→ Assigned task
From the first line to the last, return the data exactly, with no pictures.
[[ Data extract, beginning ]]
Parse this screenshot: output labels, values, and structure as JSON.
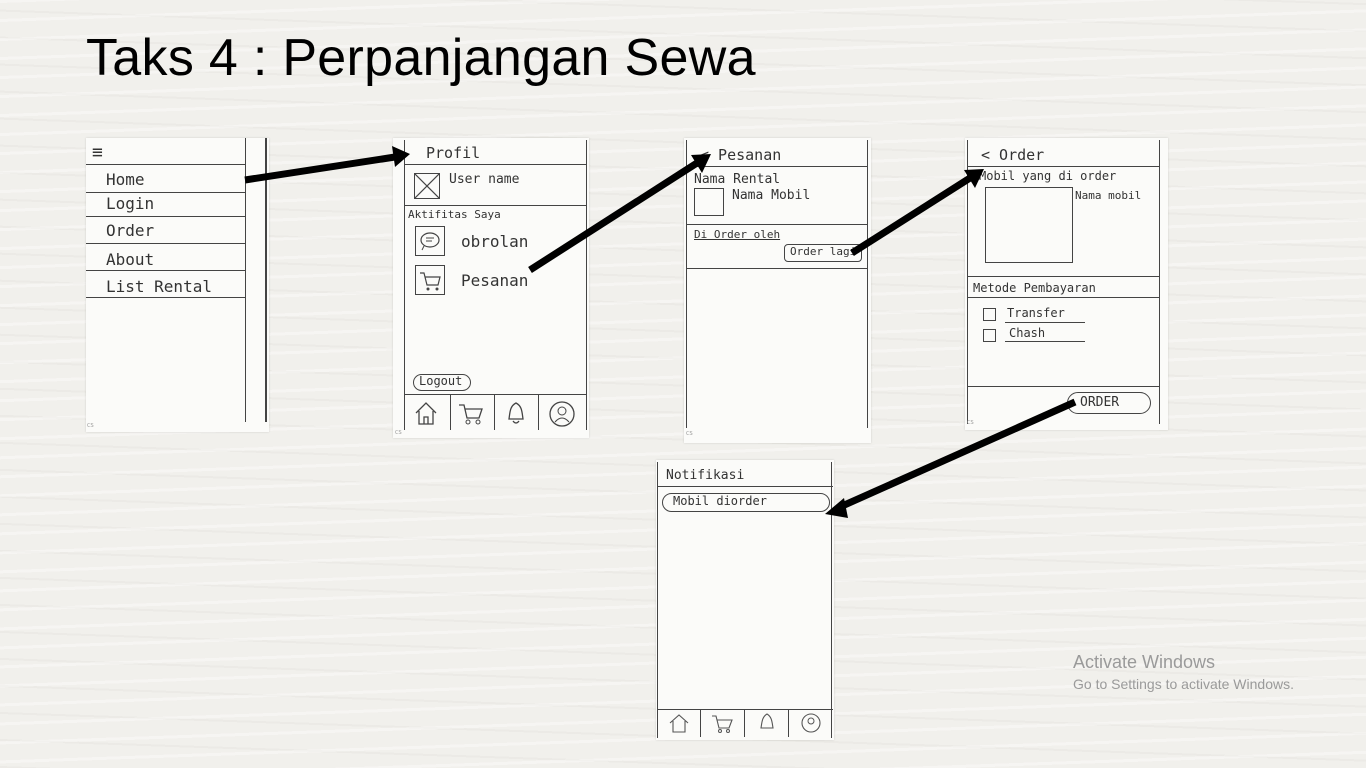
{
  "slide": {
    "title": "Taks 4 : Perpanjangan Sewa"
  },
  "menu_screen": {
    "hamburger_icon": "hamburger-icon",
    "items": [
      {
        "label": "Home"
      },
      {
        "label": "Login"
      },
      {
        "label": "Order"
      },
      {
        "label": "About"
      },
      {
        "label": "List Rental"
      }
    ]
  },
  "profile_screen": {
    "title": "Profil",
    "username": "User name",
    "section": "Aktifitas Saya",
    "activities": [
      {
        "icon": "chat-icon",
        "label": "obrolan"
      },
      {
        "icon": "cart-icon",
        "label": "Pesanan"
      }
    ],
    "logout": "Logout",
    "nav_icons": [
      "home-icon",
      "cart-icon",
      "bell-icon",
      "user-icon"
    ]
  },
  "pesanan_screen": {
    "title": "< Pesanan",
    "rental_name": "Nama Rental",
    "car_name": "Nama Mobil",
    "ordered_by": "Di Order oleh",
    "order_again": "Order lagi"
  },
  "order_screen": {
    "title": "< Order",
    "ordered_car_label": "Mobil yang di order",
    "car_name": "Nama mobil",
    "payment_label": "Metode Pembayaran",
    "payment_options": [
      {
        "label": "Transfer"
      },
      {
        "label": "Chash"
      }
    ],
    "order_button": "ORDER"
  },
  "notif_screen": {
    "title": "Notifikasi",
    "message": "Mobil diorder",
    "nav_icons": [
      "home-icon",
      "cart-icon",
      "bell-icon",
      "user-icon"
    ]
  },
  "watermark": {
    "line1": "Activate Windows",
    "line2": "Go to Settings to activate Windows."
  },
  "scanner_mark": "CS"
}
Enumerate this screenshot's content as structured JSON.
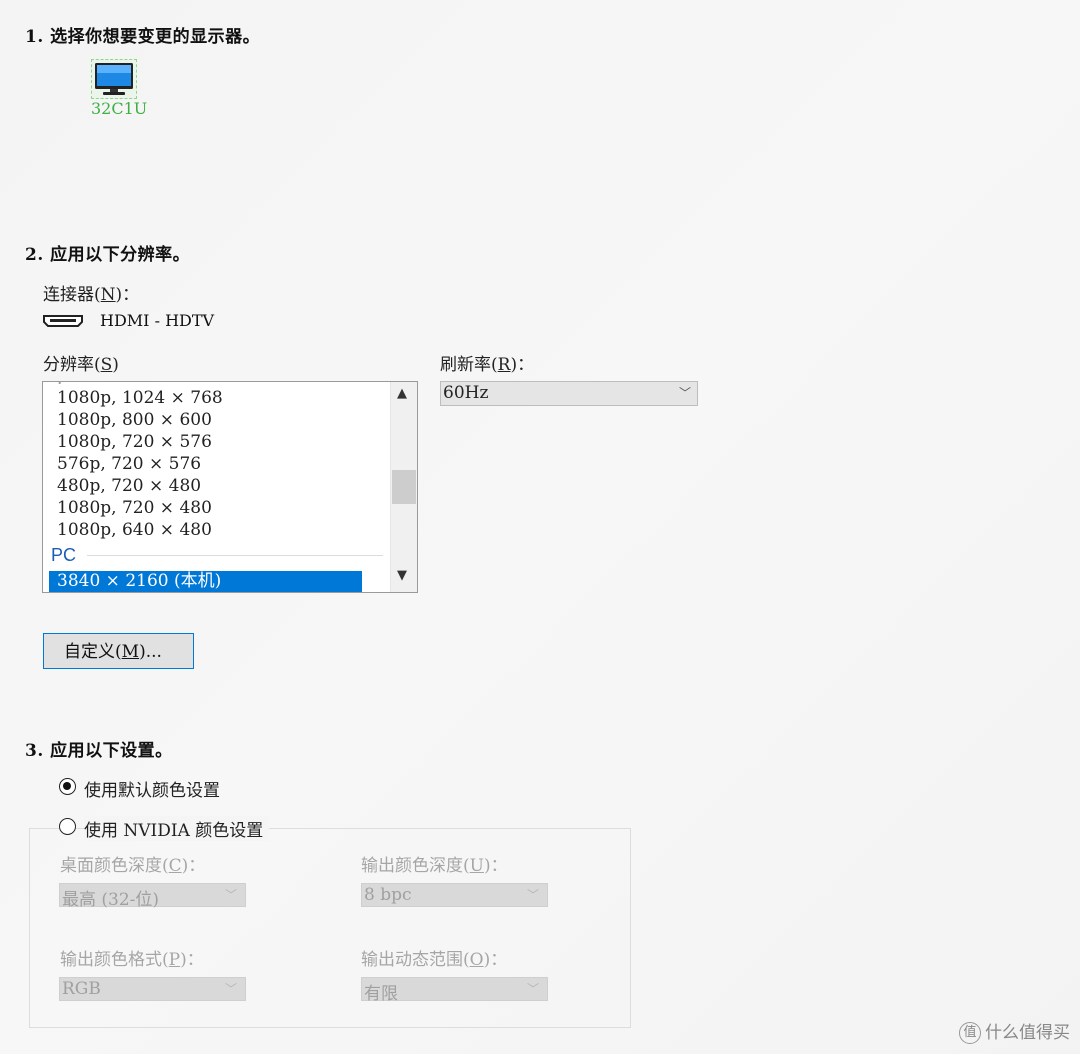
{
  "step1": {
    "title": "1. 选择你想要变更的显示器。",
    "monitor_name": "32C1U"
  },
  "step2": {
    "title": "2. 应用以下分辨率。",
    "connector_label": "连接器",
    "connector_hotkey": "N",
    "connector_value": "HDMI - HDTV",
    "resolution_label": "分辨率",
    "resolution_hotkey": "S",
    "refresh_label": "刷新率",
    "refresh_hotkey": "R",
    "refresh_value": "60Hz",
    "resolutions": [
      "1080p, 1024 × 768",
      "1080p, 800 × 600",
      "1080p, 720 × 576",
      "576p, 720 × 576",
      "480p, 720 × 480",
      "1080p, 720 × 480",
      "1080p, 640 × 480"
    ],
    "pc_header": "PC",
    "selected_resolution": "3840 × 2160 (本机)",
    "custom_button": "自定义",
    "custom_hotkey": "M"
  },
  "step3": {
    "title": "3. 应用以下设置。",
    "radio_default": "使用默认颜色设置",
    "radio_nvidia": "使用 NVIDIA 颜色设置",
    "radio_default_selected": true,
    "desktop_depth_label": "桌面颜色深度",
    "desktop_depth_hotkey": "C",
    "desktop_depth_value": "最高 (32-位)",
    "output_depth_label": "输出颜色深度",
    "output_depth_hotkey": "U",
    "output_depth_value": "8 bpc",
    "output_format_label": "输出颜色格式",
    "output_format_hotkey": "P",
    "output_format_value": "RGB",
    "dynamic_range_label": "输出动态范围",
    "dynamic_range_hotkey": "O",
    "dynamic_range_value": "有限"
  },
  "watermark": {
    "logo": "值",
    "text": "什么值得买"
  },
  "colors": {
    "selection": "#0078d7",
    "monitor_name": "#3cb043",
    "pc_header": "#1a5fb4"
  },
  "icons": [
    "monitor-icon",
    "hdmi-icon",
    "chevron-up-icon",
    "chevron-down-icon",
    "radio-icon"
  ]
}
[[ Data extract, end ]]
→ Answer to the problem
Parse this screenshot: output labels, values, and structure as JSON.
{
  "slide": {
    "title": "Taks 4 : Perpanjangan Sewa"
  },
  "menu_screen": {
    "hamburger_icon": "hamburger-icon",
    "items": [
      {
        "label": "Home"
      },
      {
        "label": "Login"
      },
      {
        "label": "Order"
      },
      {
        "label": "About"
      },
      {
        "label": "List Rental"
      }
    ]
  },
  "profile_screen": {
    "title": "Profil",
    "username": "User name",
    "section": "Aktifitas Saya",
    "activities": [
      {
        "icon": "chat-icon",
        "label": "obrolan"
      },
      {
        "icon": "cart-icon",
        "label": "Pesanan"
      }
    ],
    "logout": "Logout",
    "nav_icons": [
      "home-icon",
      "cart-icon",
      "bell-icon",
      "user-icon"
    ]
  },
  "pesanan_screen": {
    "title": "< Pesanan",
    "rental_name": "Nama Rental",
    "car_name": "Nama Mobil",
    "ordered_by": "Di Order oleh",
    "order_again": "Order lagi"
  },
  "order_screen": {
    "title": "< Order",
    "ordered_car_label": "Mobil yang di order",
    "car_name": "Nama mobil",
    "payment_label": "Metode Pembayaran",
    "payment_options": [
      {
        "label": "Transfer"
      },
      {
        "label": "Chash"
      }
    ],
    "order_button": "ORDER"
  },
  "notif_screen": {
    "title": "Notifikasi",
    "message": "Mobil diorder",
    "nav_icons": [
      "home-icon",
      "cart-icon",
      "bell-icon",
      "user-icon"
    ]
  },
  "watermark": {
    "line1": "Activate Windows",
    "line2": "Go to Settings to activate Windows."
  },
  "scanner_mark": "CS"
}
Enumerate this screenshot's content as structured JSON.
{
  "step1": {
    "title": "1. 选择你想要变更的显示器。",
    "monitor_name": "32C1U"
  },
  "step2": {
    "title": "2. 应用以下分辨率。",
    "connector_label": "连接器",
    "connector_hotkey": "N",
    "connector_value": "HDMI - HDTV",
    "resolution_label": "分辨率",
    "resolution_hotkey": "S",
    "refresh_label": "刷新率",
    "refresh_hotkey": "R",
    "refresh_value": "60Hz",
    "resolutions": [
      "1080p, 1024 × 768",
      "1080p, 800 × 600",
      "1080p, 720 × 576",
      "576p, 720 × 576",
      "480p, 720 × 480",
      "1080p, 720 × 480",
      "1080p, 640 × 480"
    ],
    "pc_header": "PC",
    "selected_resolution": "3840 × 2160 (本机)",
    "custom_button": "自定义",
    "custom_hotkey": "M"
  },
  "step3": {
    "title": "3. 应用以下设置。",
    "radio_default": "使用默认颜色设置",
    "radio_nvidia": "使用 NVIDIA 颜色设置",
    "radio_default_selected": true,
    "desktop_depth_label": "桌面颜色深度",
    "desktop_depth_hotkey": "C",
    "desktop_depth_value": "最高 (32-位)",
    "output_depth_label": "输出颜色深度",
    "output_depth_hotkey": "U",
    "output_depth_value": "8 bpc",
    "output_format_label": "输出颜色格式",
    "output_format_hotkey": "P",
    "output_format_value": "RGB",
    "dynamic_range_label": "输出动态范围",
    "dynamic_range_hotkey": "O",
    "dynamic_range_value": "有限"
  },
  "watermark": {
    "logo": "值",
    "text": "什么值得买"
  },
  "colors": {
    "selection": "#0078d7",
    "monitor_name": "#3cb043",
    "pc_header": "#1a5fb4"
  },
  "icons": [
    "monitor-icon",
    "hdmi-icon",
    "chevron-up-icon",
    "chevron-down-icon",
    "radio-icon"
  ]
}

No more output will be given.